PS: Yes, but I don’t think that’s gonna happen. I think we can change and get that conversation going. But, to answer your question, it would depend on what that alternative were. If it’s something that would require a zoning change, then it’s just like what we’re in now. If it’s something that doesn’t require a zoning change, then there absolutely would still be opportunities for the community to weigh in. The one that would potentially be most likely to be pursued would be a housing project. The community absolutely has an opportunity on housing development to weigh in on design and setbacks and we’ve had that in other parts of Roland Park, on much smaller sorts of projects.

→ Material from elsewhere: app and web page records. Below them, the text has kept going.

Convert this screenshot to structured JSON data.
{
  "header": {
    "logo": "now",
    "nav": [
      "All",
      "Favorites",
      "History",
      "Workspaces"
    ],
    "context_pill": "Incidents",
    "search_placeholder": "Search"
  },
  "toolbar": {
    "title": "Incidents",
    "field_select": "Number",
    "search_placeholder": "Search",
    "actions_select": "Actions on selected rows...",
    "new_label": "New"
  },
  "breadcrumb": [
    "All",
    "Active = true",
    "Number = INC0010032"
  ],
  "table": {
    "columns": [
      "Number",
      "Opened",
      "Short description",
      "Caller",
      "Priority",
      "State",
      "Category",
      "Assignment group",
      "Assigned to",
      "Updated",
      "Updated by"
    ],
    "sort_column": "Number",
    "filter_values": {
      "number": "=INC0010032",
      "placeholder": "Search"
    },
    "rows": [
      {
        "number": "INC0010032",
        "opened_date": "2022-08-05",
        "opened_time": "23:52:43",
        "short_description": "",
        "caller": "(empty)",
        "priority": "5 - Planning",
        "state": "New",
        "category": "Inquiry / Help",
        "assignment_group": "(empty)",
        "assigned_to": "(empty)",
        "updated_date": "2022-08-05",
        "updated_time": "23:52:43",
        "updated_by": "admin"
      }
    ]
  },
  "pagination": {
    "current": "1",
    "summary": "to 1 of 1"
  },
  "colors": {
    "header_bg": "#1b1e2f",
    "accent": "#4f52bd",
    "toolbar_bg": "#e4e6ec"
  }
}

BM: But they can still go ahead with it, without any approval?
PS: A housing development can go ahead by right, but it doesn’t mean the community doesn’t have any opportunity to weigh in on it.
BM: Did you get a sense that, over the course of the meeting, [BCC President] Mr. Daue seemed to come around to, if not the inevitability of having to look at other options for the property, then certainly that possibility?

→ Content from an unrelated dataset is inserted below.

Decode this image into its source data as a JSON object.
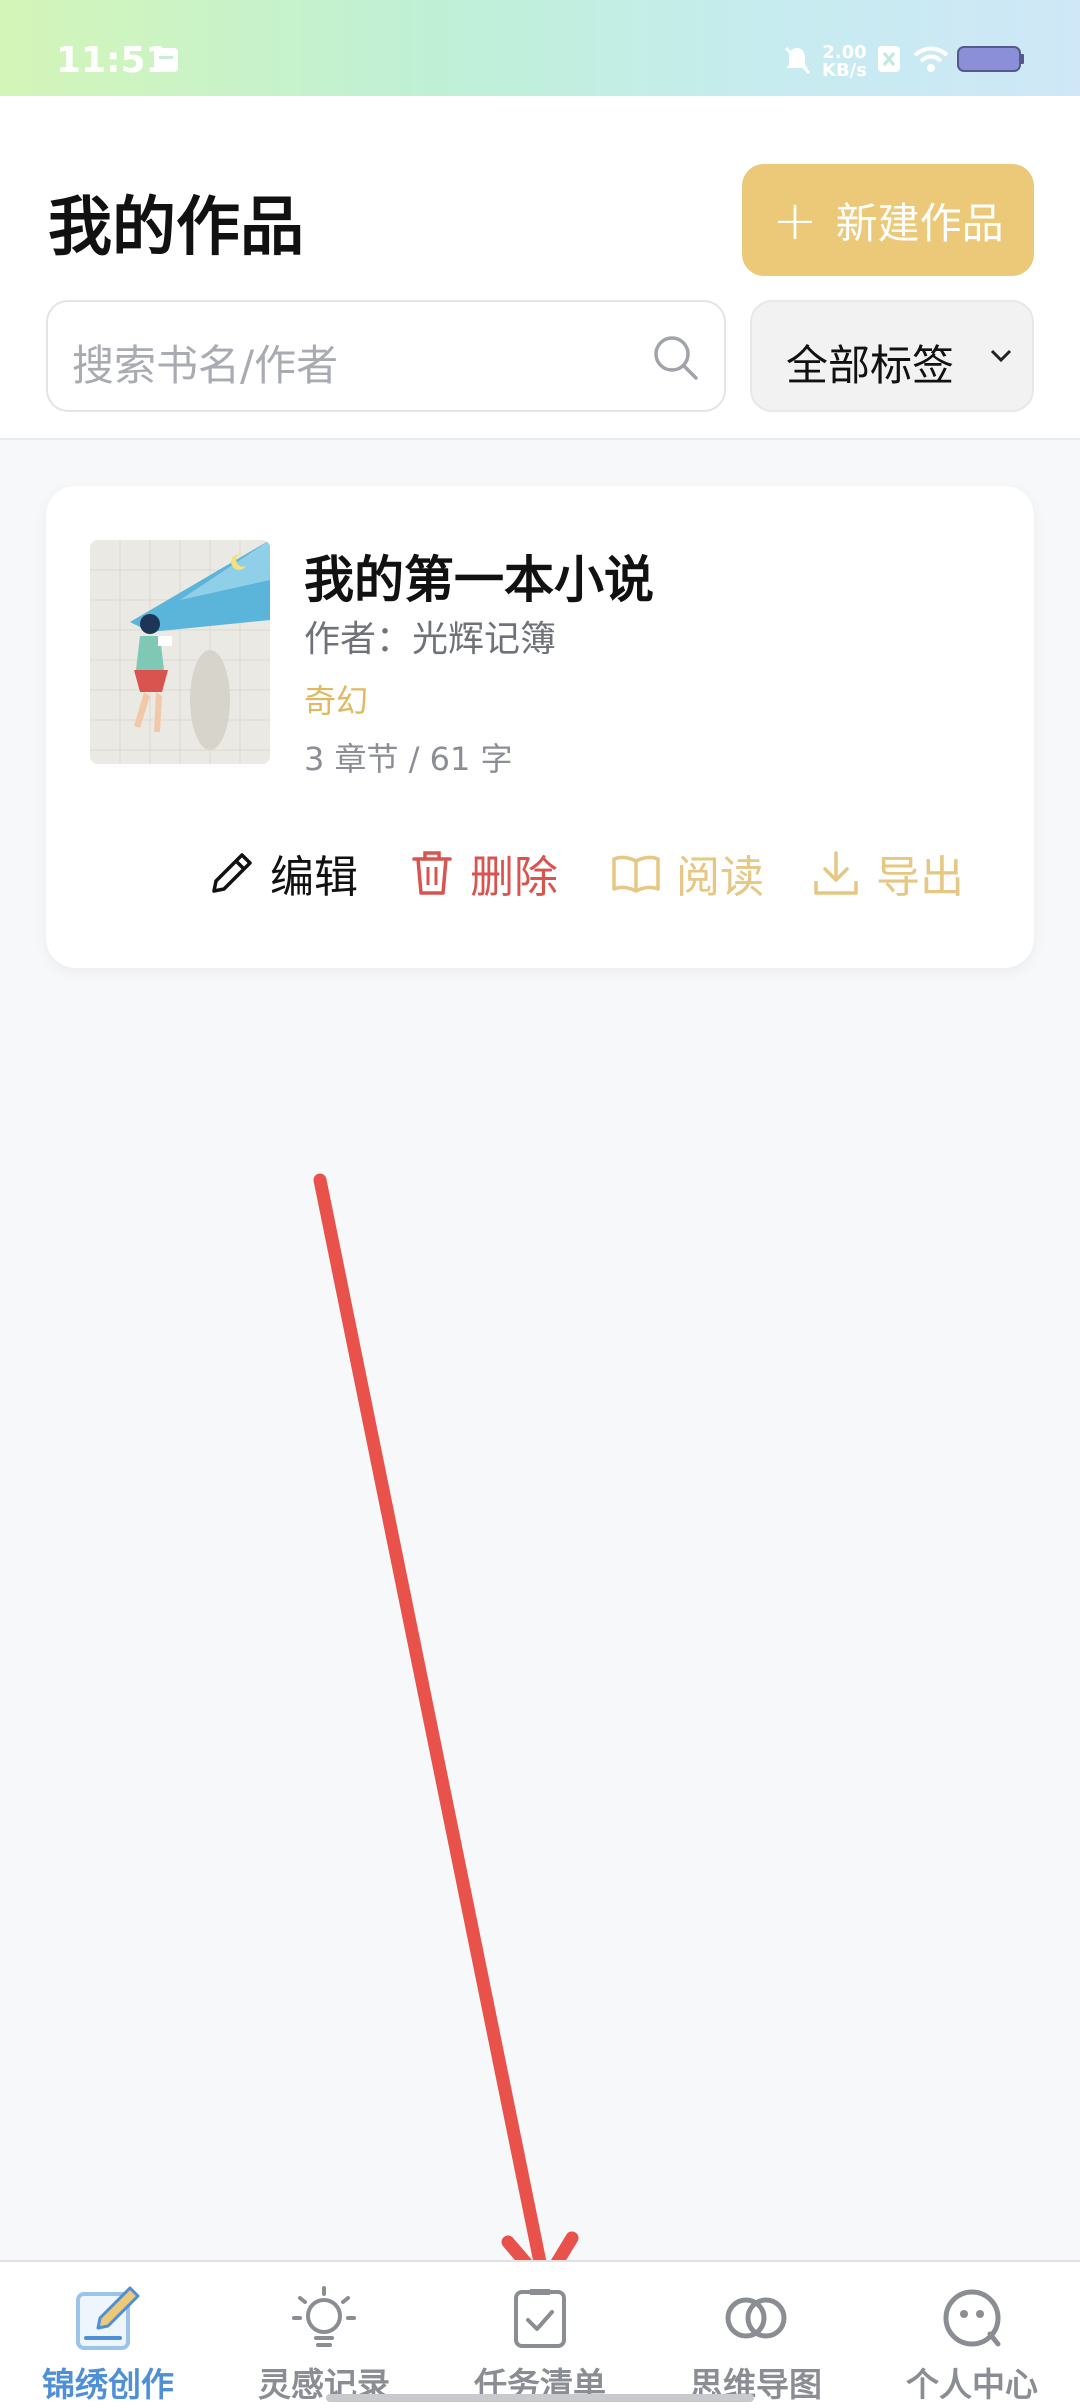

PS: I did. I think you’re absolutely right. I felt that from Mr. Daue and I also felt it from Keswick. I think that meeting was a reality check. Both groups, unfortunately, didn’t understand the community when they went ahead with this and they gradually have learned more and more about where the community is, but I think it really was this meeting and seeing the near-universal, just complete rejection of this idea. I think they really got it. And I think that’s the basis for Mr. Daue’s—I believe I heard it—invitation to meet with me, which I would be really happy to do. I also thought Keswick, in their faces and in their words, was also seeing the reality that if they want to go ahead with this kind of project, I felt that they were seeing that it was a waste of time to keep trying to pursue it on this property. It was impossible that they were going to get their PUD and they’d be wasting their time to pursue it.

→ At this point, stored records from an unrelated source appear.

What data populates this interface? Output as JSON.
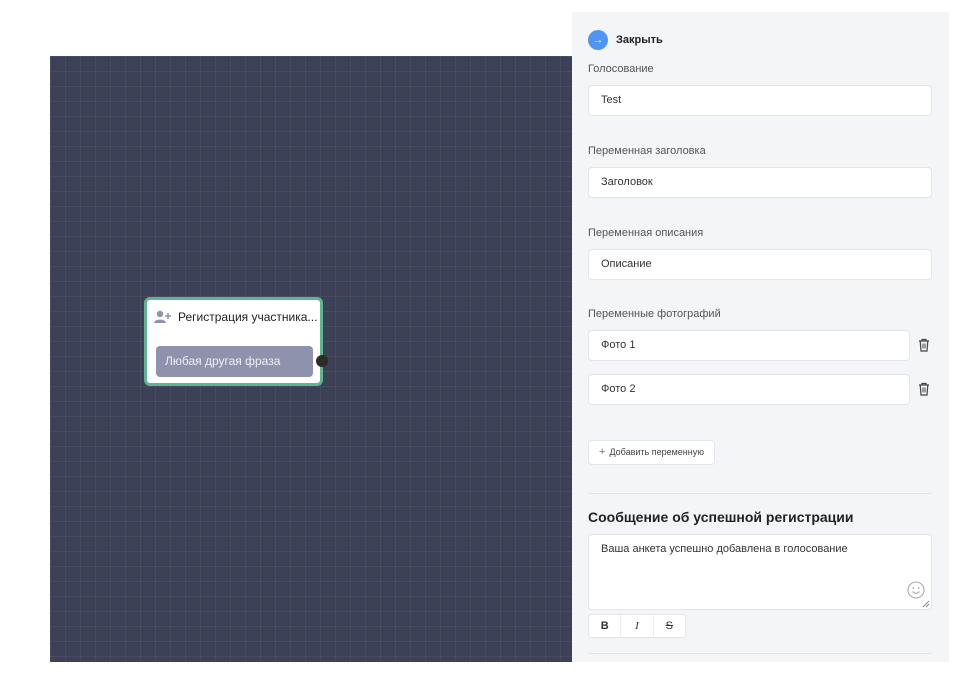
{
  "canvas": {
    "node": {
      "title": "Регистрация участника...",
      "phrase": "Любая другая фраза",
      "icon": "user-add-icon"
    }
  },
  "panel": {
    "close_label": "Закрыть",
    "close_icon": "arrow-right-icon",
    "voting": {
      "label": "Голосование",
      "value": "Test"
    },
    "header_var": {
      "label": "Переменная заголовка",
      "value": "Заголовок"
    },
    "description_var": {
      "label": "Переменная описания",
      "value": "Описание"
    },
    "photo_vars": {
      "label": "Переменные фотографий",
      "items": [
        "Фото 1",
        "Фото 2"
      ]
    },
    "add_variable": {
      "plus": "+",
      "label": "Добавить переменную"
    },
    "success_message": {
      "title": "Сообщение об успешной регистрации",
      "text": "Ваша анкета успешно добавлена в голосование"
    },
    "format": {
      "bold": "B",
      "italic": "I",
      "strike": "S"
    }
  },
  "colors": {
    "canvas_bg": "#3d4157",
    "node_border": "#5fb491",
    "phrase_bg": "#8e92ac",
    "accent": "#4f96f4"
  }
}
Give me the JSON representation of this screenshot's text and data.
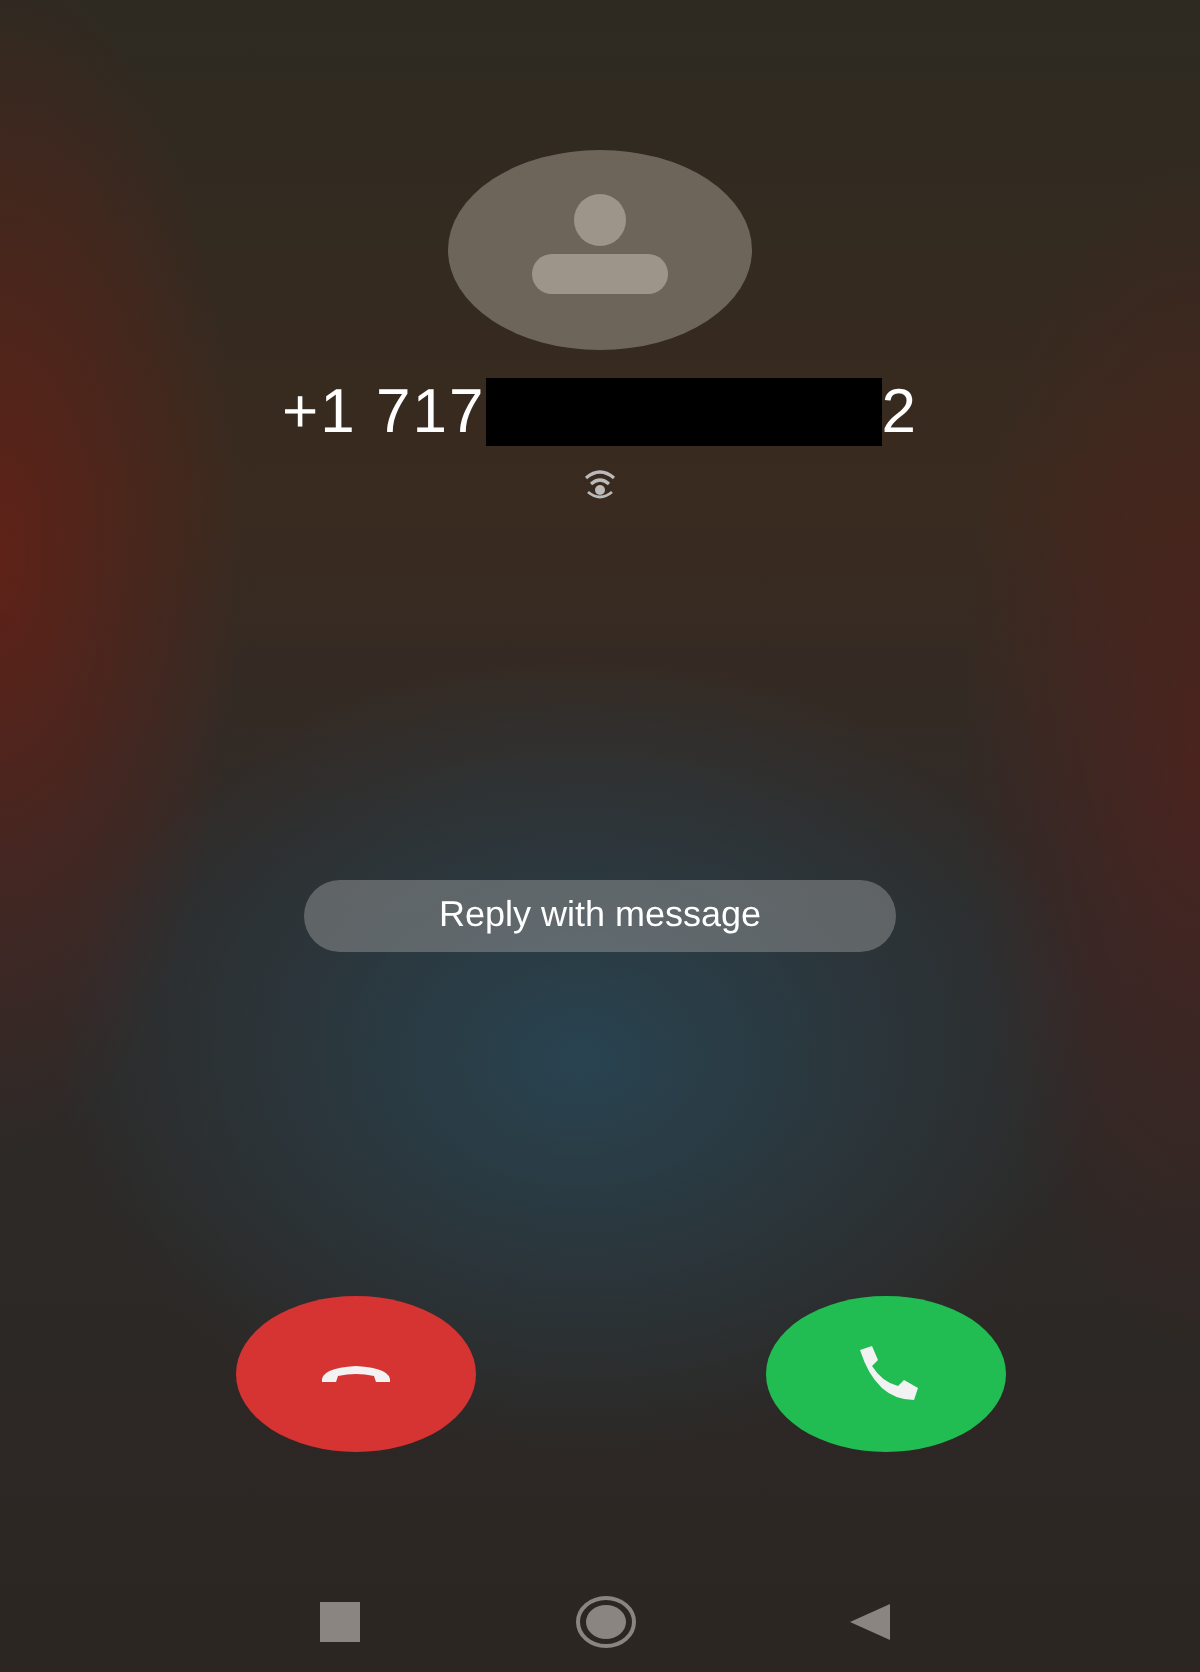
{
  "caller": {
    "number_start": "+1 717",
    "number_end": "2",
    "redacted": true
  },
  "reply_button": {
    "label": "Reply with message"
  },
  "call_buttons": [
    {
      "kind": "decline"
    },
    {
      "kind": "accept"
    }
  ],
  "nav_bar": [
    {
      "kind": "recents"
    },
    {
      "kind": "home"
    },
    {
      "kind": "back"
    }
  ]
}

BM: Did Mr. Daue say anything to you after the meeting that gave you any insight going forward?
PS: The message I heard from Mr. Daue, in the brief opportunity we had to exchange comments makes me optimistic that there could be an opportunity to talk and I really hope that would be possible, because I think there is really an opportunity for both the club and the community to find a solution that they both would see an preferable to where we are.
BM: What are the next steps?
PS: We’re doing a few things. We’re looking to the mayor for her announcement and we’ve let her know that we’ve completed the process that she’s asked us top complete. And I know she knows that because her representatives were there. Second, we’re going to be communicating to our community, first of all that we’re so appreciative of what everyone has done, and then to let them know where we’re heading. It would be good to reflect that while a few of us were up there in front, we have an army behind us and some are visible and some don’t even want to be recognized, and the reason that we were so effective is because of all those people. Just an enormous number of supportive people and we’re gonna communicate that and try to thank people appropriately.
Also, I am going to take up that invitation of Mr. Daue. I was really happy to hear the meeting end in that way. And, as I said my goal is both, protecting zoning and stopping the project, but also to get to the community’s plan and I am going to do whatever I can to try to get a productive dialogue going between the Civic League and the club.